#### [Required work]
Copy the data below verbatim, leaving no line out.

──────── Given data

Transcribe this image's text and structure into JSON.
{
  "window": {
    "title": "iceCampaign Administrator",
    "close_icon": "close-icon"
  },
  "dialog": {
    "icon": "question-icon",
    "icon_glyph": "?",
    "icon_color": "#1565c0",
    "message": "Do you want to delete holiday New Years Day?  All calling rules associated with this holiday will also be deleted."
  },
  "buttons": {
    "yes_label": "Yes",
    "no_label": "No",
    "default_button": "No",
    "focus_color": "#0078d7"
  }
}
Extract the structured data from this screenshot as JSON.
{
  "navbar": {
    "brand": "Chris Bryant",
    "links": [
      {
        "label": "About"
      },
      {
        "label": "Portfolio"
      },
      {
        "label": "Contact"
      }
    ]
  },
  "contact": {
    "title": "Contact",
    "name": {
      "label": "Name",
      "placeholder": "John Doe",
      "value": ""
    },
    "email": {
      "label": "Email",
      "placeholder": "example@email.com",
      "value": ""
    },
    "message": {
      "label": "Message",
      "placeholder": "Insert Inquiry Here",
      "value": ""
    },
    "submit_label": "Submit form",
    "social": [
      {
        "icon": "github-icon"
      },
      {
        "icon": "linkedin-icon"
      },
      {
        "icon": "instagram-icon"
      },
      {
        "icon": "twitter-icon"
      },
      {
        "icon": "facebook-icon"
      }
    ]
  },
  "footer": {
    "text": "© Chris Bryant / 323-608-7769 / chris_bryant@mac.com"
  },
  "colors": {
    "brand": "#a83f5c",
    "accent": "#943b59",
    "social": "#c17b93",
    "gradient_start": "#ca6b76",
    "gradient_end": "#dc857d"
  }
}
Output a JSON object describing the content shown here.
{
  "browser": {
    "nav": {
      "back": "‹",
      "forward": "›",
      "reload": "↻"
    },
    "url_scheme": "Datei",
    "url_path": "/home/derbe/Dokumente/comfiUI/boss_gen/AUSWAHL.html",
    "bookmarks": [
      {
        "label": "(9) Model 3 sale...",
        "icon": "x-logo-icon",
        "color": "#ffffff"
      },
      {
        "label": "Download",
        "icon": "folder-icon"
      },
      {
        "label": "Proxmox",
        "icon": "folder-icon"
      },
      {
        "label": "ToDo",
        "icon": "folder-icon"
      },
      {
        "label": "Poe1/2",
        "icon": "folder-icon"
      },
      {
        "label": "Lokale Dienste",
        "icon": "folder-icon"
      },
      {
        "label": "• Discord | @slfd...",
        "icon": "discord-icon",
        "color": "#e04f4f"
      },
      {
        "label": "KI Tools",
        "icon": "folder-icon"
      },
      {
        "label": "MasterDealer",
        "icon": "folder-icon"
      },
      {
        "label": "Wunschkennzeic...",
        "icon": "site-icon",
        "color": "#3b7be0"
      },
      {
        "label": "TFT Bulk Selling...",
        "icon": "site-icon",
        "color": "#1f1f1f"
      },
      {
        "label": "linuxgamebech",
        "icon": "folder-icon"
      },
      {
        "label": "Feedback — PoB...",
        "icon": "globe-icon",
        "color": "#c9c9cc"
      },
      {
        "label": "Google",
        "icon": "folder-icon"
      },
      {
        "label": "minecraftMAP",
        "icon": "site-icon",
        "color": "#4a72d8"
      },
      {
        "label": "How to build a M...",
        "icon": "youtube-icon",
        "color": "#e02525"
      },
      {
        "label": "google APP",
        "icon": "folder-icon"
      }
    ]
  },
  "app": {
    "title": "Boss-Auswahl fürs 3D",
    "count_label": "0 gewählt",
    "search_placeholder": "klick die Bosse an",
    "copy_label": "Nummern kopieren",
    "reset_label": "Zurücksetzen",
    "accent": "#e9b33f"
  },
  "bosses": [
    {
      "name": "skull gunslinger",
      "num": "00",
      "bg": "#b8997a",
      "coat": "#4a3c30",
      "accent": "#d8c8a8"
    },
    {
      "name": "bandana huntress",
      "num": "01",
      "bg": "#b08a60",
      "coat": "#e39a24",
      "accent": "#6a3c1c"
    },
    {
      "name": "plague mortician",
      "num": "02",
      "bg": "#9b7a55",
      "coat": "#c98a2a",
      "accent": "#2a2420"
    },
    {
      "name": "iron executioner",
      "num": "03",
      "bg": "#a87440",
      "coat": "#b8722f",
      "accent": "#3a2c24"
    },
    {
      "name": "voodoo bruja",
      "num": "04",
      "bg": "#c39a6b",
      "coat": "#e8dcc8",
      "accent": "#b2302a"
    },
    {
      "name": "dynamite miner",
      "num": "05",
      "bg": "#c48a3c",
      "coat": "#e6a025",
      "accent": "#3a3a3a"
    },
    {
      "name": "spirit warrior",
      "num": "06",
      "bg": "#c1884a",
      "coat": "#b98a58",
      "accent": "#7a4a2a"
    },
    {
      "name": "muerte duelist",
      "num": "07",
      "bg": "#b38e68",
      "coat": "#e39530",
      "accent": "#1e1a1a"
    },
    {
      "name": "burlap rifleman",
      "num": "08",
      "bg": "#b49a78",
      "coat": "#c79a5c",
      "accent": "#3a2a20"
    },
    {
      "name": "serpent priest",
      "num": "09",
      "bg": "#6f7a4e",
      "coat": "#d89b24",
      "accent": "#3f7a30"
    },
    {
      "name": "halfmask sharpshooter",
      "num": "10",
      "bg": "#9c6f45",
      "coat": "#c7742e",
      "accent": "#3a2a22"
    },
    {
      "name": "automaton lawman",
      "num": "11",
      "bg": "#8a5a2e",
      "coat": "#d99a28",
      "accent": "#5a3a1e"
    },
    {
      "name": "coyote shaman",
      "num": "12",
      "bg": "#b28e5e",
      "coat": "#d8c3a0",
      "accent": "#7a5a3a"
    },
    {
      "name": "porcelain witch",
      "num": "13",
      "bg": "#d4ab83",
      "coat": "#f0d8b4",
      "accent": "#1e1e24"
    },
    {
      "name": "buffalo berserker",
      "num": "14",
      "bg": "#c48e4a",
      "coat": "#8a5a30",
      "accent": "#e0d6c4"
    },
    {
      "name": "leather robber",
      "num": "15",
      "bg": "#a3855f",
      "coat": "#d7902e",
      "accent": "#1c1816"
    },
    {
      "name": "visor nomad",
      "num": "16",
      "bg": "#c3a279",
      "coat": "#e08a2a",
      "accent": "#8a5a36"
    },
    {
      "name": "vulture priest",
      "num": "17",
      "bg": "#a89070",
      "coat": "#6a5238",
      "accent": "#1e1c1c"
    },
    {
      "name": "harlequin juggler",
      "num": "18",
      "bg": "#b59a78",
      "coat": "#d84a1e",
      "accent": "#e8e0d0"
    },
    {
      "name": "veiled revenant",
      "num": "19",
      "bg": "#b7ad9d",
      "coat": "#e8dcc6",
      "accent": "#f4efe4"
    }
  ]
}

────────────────

#### [The completed task]
Transcribe this image's text and structure into JSON.
{
  "window": {
    "title": "iceCampaign Administrator",
    "close_icon": "close-icon"
  },
  "dialog": {
    "icon": "question-icon",
    "icon_glyph": "?",
    "icon_color": "#1565c0",
    "message": "Do you want to delete holiday New Years Day?  All calling rules associated with this holiday will also be deleted."
  },
  "buttons": {
    "yes_label": "Yes",
    "no_label": "No",
    "default_button": "No",
    "focus_color": "#0078d7"
  }
}
Extract the structured data from this screenshot as JSON.
{
  "navbar": {
    "brand": "Chris Bryant",
    "links": [
      {
        "label": "About"
      },
      {
        "label": "Portfolio"
      },
      {
        "label": "Contact"
      }
    ]
  },
  "contact": {
    "title": "Contact",
    "name": {
      "label": "Name",
      "placeholder": "John Doe",
      "value": ""
    },
    "email": {
      "label": "Email",
      "placeholder": "example@email.com",
      "value": ""
    },
    "message": {
      "label": "Message",
      "placeholder": "Insert Inquiry Here",
      "value": ""
    },
    "submit_label": "Submit form",
    "social": [
      {
        "icon": "github-icon"
      },
      {
        "icon": "linkedin-icon"
      },
      {
        "icon": "instagram-icon"
      },
      {
        "icon": "twitter-icon"
      },
      {
        "icon": "facebook-icon"
      }
    ]
  },
  "footer": {
    "text": "© Chris Bryant / 323-608-7769 / chris_bryant@mac.com"
  },
  "colors": {
    "brand": "#a83f5c",
    "accent": "#943b59",
    "social": "#c17b93",
    "gradient_start": "#ca6b76",
    "gradient_end": "#dc857d"
  }
}
Output a JSON object describing the content shown here.
{
  "browser": {
    "nav": {
      "back": "‹",
      "forward": "›",
      "reload": "↻"
    },
    "url_scheme": "Datei",
    "url_path": "/home/derbe/Dokumente/comfiUI/boss_gen/AUSWAHL.html",
    "bookmarks": [
      {
        "label": "(9) Model 3 sale...",
        "icon": "x-logo-icon",
        "color": "#ffffff"
      },
      {
        "label": "Download",
        "icon": "folder-icon"
      },
      {
        "label": "Proxmox",
        "icon": "folder-icon"
      },
      {
        "label": "ToDo",
        "icon": "folder-icon"
      },
      {
        "label": "Poe1/2",
        "icon": "folder-icon"
      },
      {
        "label": "Lokale Dienste",
        "icon": "folder-icon"
      },
      {
        "label": "• Discord | @slfd...",
        "icon": "discord-icon",
        "color": "#e04f4f"
      },
      {
        "label": "KI Tools",
        "icon": "folder-icon"
      },
      {
        "label": "MasterDealer",
        "icon": "folder-icon"
      },
      {
        "label": "Wunschkennzeic...",
        "icon": "site-icon",
        "color": "#3b7be0"
      },
      {
        "label": "TFT Bulk Selling...",
        "icon": "site-icon",
        "color": "#1f1f1f"
      },
      {
        "label": "linuxgamebech",
        "icon": "folder-icon"
      },
      {
        "label": "Feedback — PoB...",
        "icon": "globe-icon",
        "color": "#c9c9cc"
      },
      {
        "label": "Google",
        "icon": "folder-icon"
      },
      {
        "label": "minecraftMAP",
        "icon": "site-icon",
        "color": "#4a72d8"
      },
      {
        "label": "How to build a M...",
        "icon": "youtube-icon",
        "color": "#e02525"
      },
      {
        "label": "google APP",
        "icon": "folder-icon"
      }
    ]
  },
  "app": {
    "title": "Boss-Auswahl fürs 3D",
    "count_label": "0 gewählt",
    "search_placeholder": "klick die Bosse an",
    "copy_label": "Nummern kopieren",
    "reset_label": "Zurücksetzen",
    "accent": "#e9b33f"
  },
  "bosses": [
    {
      "name": "skull gunslinger",
      "num": "00",
      "bg": "#b8997a",
      "coat": "#4a3c30",
      "accent": "#d8c8a8"
    },
    {
      "name": "bandana huntress",
      "num": "01",
      "bg": "#b08a60",
      "coat": "#e39a24",
      "accent": "#6a3c1c"
    },
    {
      "name": "plague mortician",
      "num": "02",
      "bg": "#9b7a55",
      "coat": "#c98a2a",
      "accent": "#2a2420"
    },
    {
      "name": "iron executioner",
      "num": "03",
      "bg": "#a87440",
      "coat": "#b8722f",
      "accent": "#3a2c24"
    },
    {
      "name": "voodoo bruja",
      "num": "04",
      "bg": "#c39a6b",
      "coat": "#e8dcc8",
      "accent": "#b2302a"
    },
    {
      "name": "dynamite miner",
      "num": "05",
      "bg": "#c48a3c",
      "coat": "#e6a025",
      "accent": "#3a3a3a"
    },
    {
      "name": "spirit warrior",
      "num": "06",
      "bg": "#c1884a",
      "coat": "#b98a58",
      "accent": "#7a4a2a"
    },
    {
      "name": "muerte duelist",
      "num": "07",
      "bg": "#b38e68",
      "coat": "#e39530",
      "accent": "#1e1a1a"
    },
    {
      "name": "burlap rifleman",
      "num": "08",
      "bg": "#b49a78",
      "coat": "#c79a5c",
      "accent": "#3a2a20"
    },
    {
      "name": "serpent priest",
      "num": "09",
      "bg": "#6f7a4e",
      "coat": "#d89b24",
      "accent": "#3f7a30"
    },
    {
      "name": "halfmask sharpshooter",
      "num": "10",
      "bg": "#9c6f45",
      "coat": "#c7742e",
      "accent": "#3a2a22"
    },
    {
      "name": "automaton lawman",
      "num": "11",
      "bg": "#8a5a2e",
      "coat": "#d99a28",
      "accent": "#5a3a1e"
    },
    {
      "name": "coyote shaman",
      "num": "12",
      "bg": "#b28e5e",
      "coat": "#d8c3a0",
      "accent": "#7a5a3a"
    },
    {
      "name": "porcelain witch",
      "num": "13",
      "bg": "#d4ab83",
      "coat": "#f0d8b4",
      "accent": "#1e1e24"
    },
    {
      "name": "buffalo berserker",
      "num": "14",
      "bg": "#c48e4a",
      "coat": "#8a5a30",
      "accent": "#e0d6c4"
    },
    {
      "name": "leather robber",
      "num": "15",
      "bg": "#a3855f",
      "coat": "#d7902e",
      "accent": "#1c1816"
    },
    {
      "name": "visor nomad",
      "num": "16",
      "bg": "#c3a279",
      "coat": "#e08a2a",
      "accent": "#8a5a36"
    },
    {
      "name": "vulture priest",
      "num": "17",
      "bg": "#a89070",
      "coat": "#6a5238",
      "accent": "#1e1c1c"
    },
    {
      "name": "harlequin juggler",
      "num": "18",
      "bg": "#b59a78",
      "coat": "#d84a1e",
      "accent": "#e8e0d0"
    },
    {
      "name": "veiled revenant",
      "num": "19",
      "bg": "#b7ad9d",
      "coat": "#e8dcc6",
      "accent": "#f4efe4"
    }
  ]
}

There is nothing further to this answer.